Anyway, I mentioned earlier this year I began a series of books based on one character. The books were going to be cozy mysteries with an inspirational nature and most of them would be set in the towns and cities of Wisconsin, although some might be in Michigan, Minnesota, or any other town where I've been and had dinner in a funky diner. (That's a long list.)
As writers and authors, it's not uncommon to write different types of stories for different audiences. Authors have been doing it for eons. I was at a conference where Romance Author (who has been, for some time, writing a series of romances based on characters involved in mixed martial arts) Lori Foster talked about an upcoming series she was writing under the name L. L. Foster, an post apocalyptic set of novels with a killer heroin and a lot more darkness. She told us, all those years ago, that she didn't want her readers to be confused. She wanted them to know, if you're reading Lori Foster, this is what you're going to get. If you're reading LL Foster, this is what you're going to get."
Awesome. That speech meant a lot to me.
I've always been rather whimsical with my writing. I fell into the romance genre mostly because I had friends who were involved in Wisconsin Romance Writers (WisRWA) and Romance Writers of America (RWA.) I found myself listening to how to structure a romance novel, how to pitch it, how to sell it. And boom, Dream in Color, my first novel, was born and sold to The Wild Rose Press, a romance novel publishing house.
Since then I've been told I don't write romance, and yet my readers mostly read romance. I tried submitting "Lies in Chance" to Wild Rose Press. They told me it wasn't a romance.

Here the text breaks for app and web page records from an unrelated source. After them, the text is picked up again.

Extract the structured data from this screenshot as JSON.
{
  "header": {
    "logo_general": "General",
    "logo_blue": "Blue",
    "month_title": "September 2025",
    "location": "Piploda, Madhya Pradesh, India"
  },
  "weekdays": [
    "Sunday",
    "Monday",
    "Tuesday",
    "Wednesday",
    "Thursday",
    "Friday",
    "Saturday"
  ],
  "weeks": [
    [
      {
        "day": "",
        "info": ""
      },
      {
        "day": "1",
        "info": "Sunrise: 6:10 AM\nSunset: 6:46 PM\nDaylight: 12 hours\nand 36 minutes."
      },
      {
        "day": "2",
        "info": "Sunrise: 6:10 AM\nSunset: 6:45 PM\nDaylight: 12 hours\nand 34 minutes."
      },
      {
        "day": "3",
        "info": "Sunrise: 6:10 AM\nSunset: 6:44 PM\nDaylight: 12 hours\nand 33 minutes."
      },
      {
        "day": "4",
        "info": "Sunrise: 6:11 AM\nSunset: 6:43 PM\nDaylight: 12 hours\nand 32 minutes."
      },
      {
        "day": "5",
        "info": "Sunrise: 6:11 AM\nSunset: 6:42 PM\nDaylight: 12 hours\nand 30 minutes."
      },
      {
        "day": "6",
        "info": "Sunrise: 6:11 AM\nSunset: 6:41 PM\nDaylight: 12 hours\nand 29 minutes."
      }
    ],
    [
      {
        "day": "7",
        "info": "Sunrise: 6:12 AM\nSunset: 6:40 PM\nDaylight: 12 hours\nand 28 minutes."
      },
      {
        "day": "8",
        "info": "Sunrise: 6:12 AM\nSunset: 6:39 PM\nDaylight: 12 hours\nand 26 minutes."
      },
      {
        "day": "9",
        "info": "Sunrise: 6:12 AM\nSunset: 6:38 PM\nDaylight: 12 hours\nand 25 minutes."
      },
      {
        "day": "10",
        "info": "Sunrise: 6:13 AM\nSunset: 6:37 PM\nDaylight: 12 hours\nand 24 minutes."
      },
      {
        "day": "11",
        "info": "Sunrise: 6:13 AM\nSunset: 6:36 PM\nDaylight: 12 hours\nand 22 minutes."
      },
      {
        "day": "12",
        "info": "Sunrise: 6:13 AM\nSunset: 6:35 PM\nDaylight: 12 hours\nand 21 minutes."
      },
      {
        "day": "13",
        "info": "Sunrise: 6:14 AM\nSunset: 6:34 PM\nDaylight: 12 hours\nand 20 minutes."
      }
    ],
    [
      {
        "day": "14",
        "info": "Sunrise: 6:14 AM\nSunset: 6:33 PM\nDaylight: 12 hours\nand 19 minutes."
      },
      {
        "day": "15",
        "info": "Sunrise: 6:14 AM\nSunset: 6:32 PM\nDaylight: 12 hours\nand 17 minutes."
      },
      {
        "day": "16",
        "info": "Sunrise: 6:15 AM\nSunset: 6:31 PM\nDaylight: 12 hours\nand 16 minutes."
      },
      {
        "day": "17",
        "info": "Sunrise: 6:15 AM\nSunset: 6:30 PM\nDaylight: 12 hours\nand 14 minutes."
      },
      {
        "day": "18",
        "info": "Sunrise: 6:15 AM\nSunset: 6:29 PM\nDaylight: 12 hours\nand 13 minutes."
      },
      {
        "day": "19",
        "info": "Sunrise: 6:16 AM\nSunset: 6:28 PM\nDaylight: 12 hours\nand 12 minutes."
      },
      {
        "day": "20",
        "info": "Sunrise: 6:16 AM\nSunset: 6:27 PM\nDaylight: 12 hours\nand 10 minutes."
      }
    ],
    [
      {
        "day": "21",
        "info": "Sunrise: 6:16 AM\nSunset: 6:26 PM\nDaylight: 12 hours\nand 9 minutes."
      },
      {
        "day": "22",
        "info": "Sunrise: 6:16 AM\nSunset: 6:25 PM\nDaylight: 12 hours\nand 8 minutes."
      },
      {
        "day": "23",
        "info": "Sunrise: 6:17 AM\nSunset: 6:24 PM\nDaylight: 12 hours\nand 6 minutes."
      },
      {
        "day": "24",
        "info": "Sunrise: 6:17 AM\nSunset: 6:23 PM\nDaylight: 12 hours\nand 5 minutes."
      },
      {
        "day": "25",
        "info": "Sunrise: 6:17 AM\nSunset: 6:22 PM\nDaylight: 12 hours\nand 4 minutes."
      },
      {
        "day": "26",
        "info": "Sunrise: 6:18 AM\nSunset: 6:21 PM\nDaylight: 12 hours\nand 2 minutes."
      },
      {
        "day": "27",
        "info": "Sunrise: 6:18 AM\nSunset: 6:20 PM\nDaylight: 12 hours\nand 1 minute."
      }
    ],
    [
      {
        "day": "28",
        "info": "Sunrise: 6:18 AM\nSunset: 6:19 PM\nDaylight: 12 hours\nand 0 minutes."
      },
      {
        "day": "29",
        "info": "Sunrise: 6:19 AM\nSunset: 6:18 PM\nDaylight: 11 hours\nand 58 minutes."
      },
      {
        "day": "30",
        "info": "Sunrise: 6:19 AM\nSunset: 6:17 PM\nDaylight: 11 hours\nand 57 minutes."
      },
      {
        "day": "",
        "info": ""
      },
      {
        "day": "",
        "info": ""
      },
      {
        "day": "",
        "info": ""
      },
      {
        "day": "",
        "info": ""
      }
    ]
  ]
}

They were probably right. I mean, I really never wrote that book to be a boy meets girl romance. I wrote it more as an homage to those prime time TV soap operas like Dallas and Falcon Crest and Knots Landing. Lots of characters, lots of stories.
Since then I've been fairly focused on romance, albeit very dark romance novels. I've been wrestling with some stuff in my own life and that's bled out onto the pages of both "Fresh Ice" and "A Hero's Spark."

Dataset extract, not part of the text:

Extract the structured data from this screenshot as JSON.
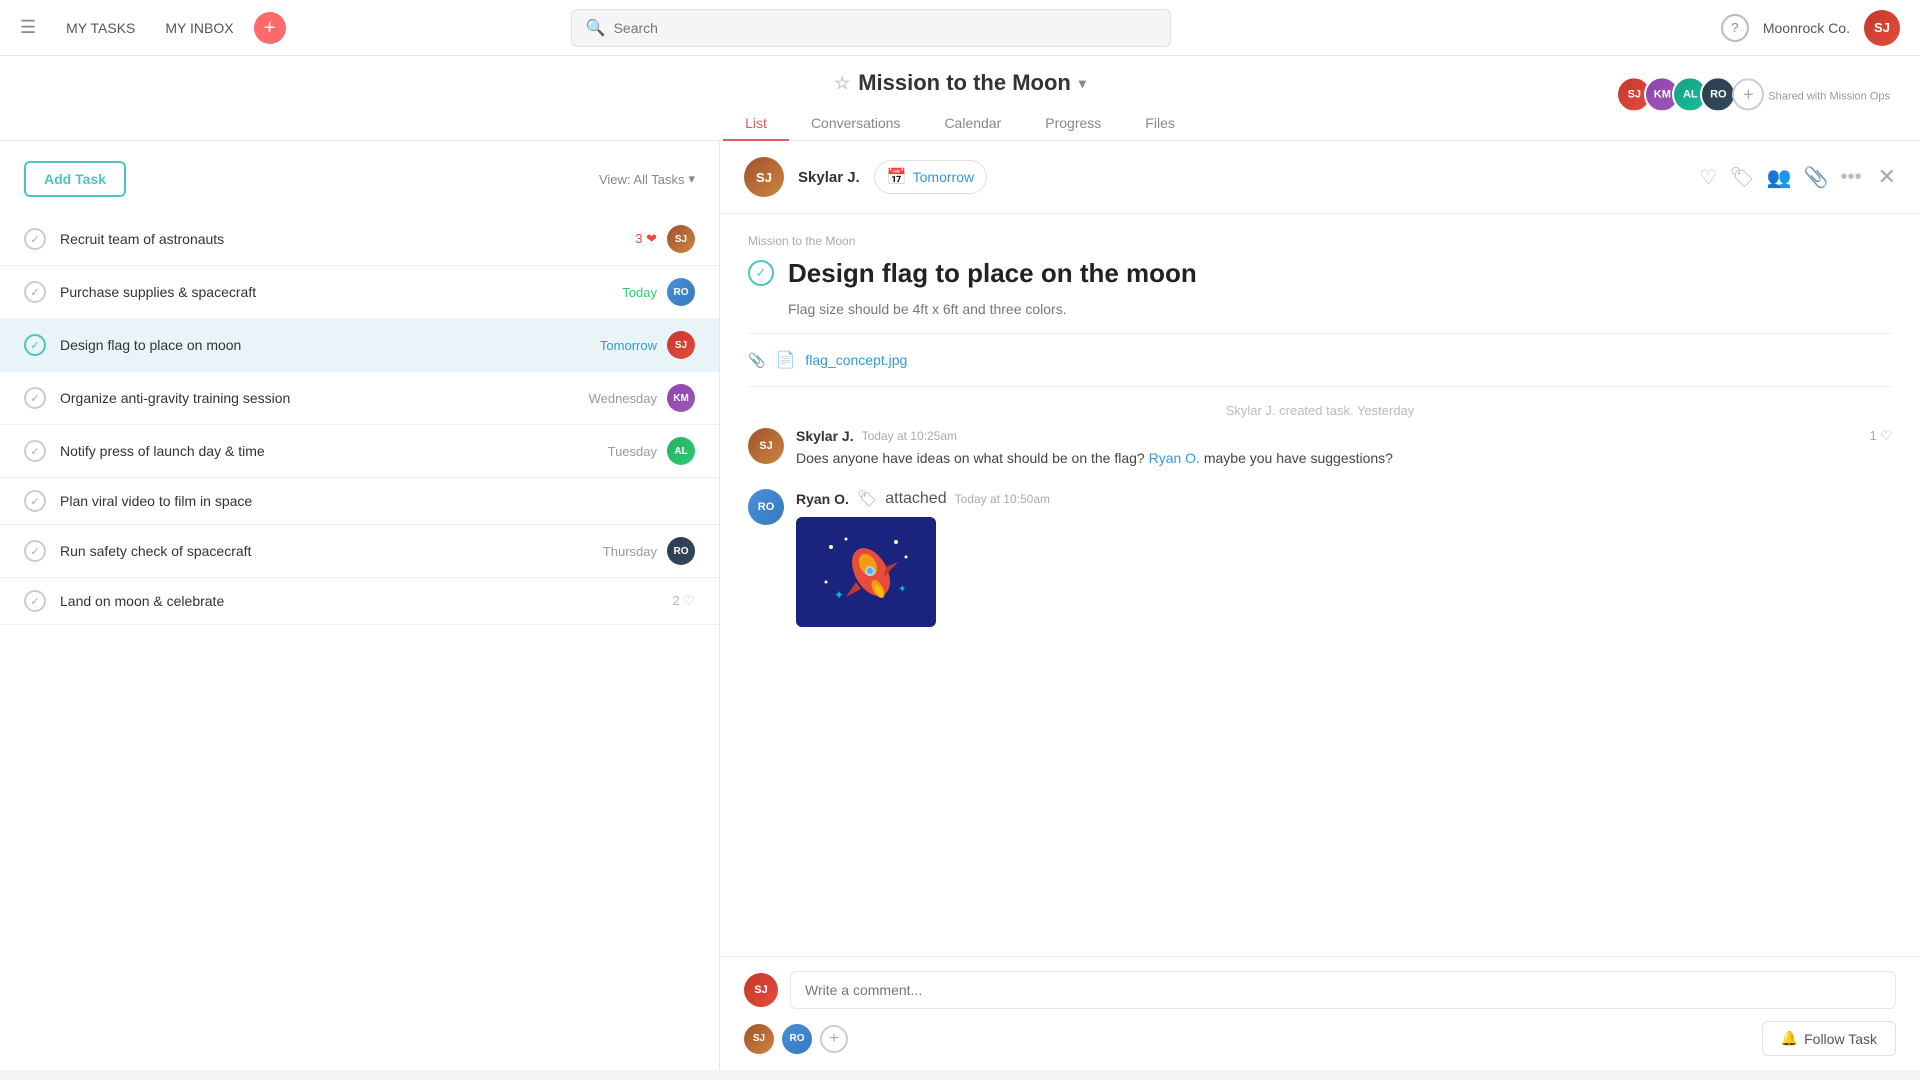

My point is, as authors, we get to write whatever story we have inside of us. Remember, being a writer, being an author, is being a story teller. There's no big science to writing a short story, a novella, or a novel. You are telling a story. You are telling a story that has to have a beginning, a middle, and an end, and it probably should make sense.
You may tell a story that appeals to one audience while another prefers a different story you tell. My Sunday School students LOVE the story I tell about getting a spanking with a hymnal from my uncle when I dumped a baked potato into a glass of milk. (Yeah, I was a rotten child, but I have some GOOD stories.)
Adults do not love that story. Adults love the stories I tell about the woman I lovingly call "Elsie W." (Okay, My Sunday School students love those stories, too. Basically anything that gets me off topic of the lesson is something they love.)
I have stories I tell when I'm around kids, stories I tell when I'm around MY kids (who are adults, but not yet ready to hear about some of their mother's more colorful escapades), and stories I tell in polite or semi polite company. It depends on the audience and what mood I'm in.
Same with writing. And of late, I'm in a mood to have Nora Hill solve missing children cases using nothing but her knowledge of her own childhood and her constant rage against a God that gave her some special talents and very special challenges. I've finished the first book, "Missing in Manitowoc" soon to be released, and I'm starting on "Superhero in Superior" which I hope to have done early 2016.
Some authors, some writers, work with one genre, master one audience and hold them forever. I'd be down right gobsmacked if Stephen King popped up with a light humor women's fiction book. Then again, if he did, why not?
Writers may be many people in one body. Why not tell many stories to many people?
Go forth and WRITE!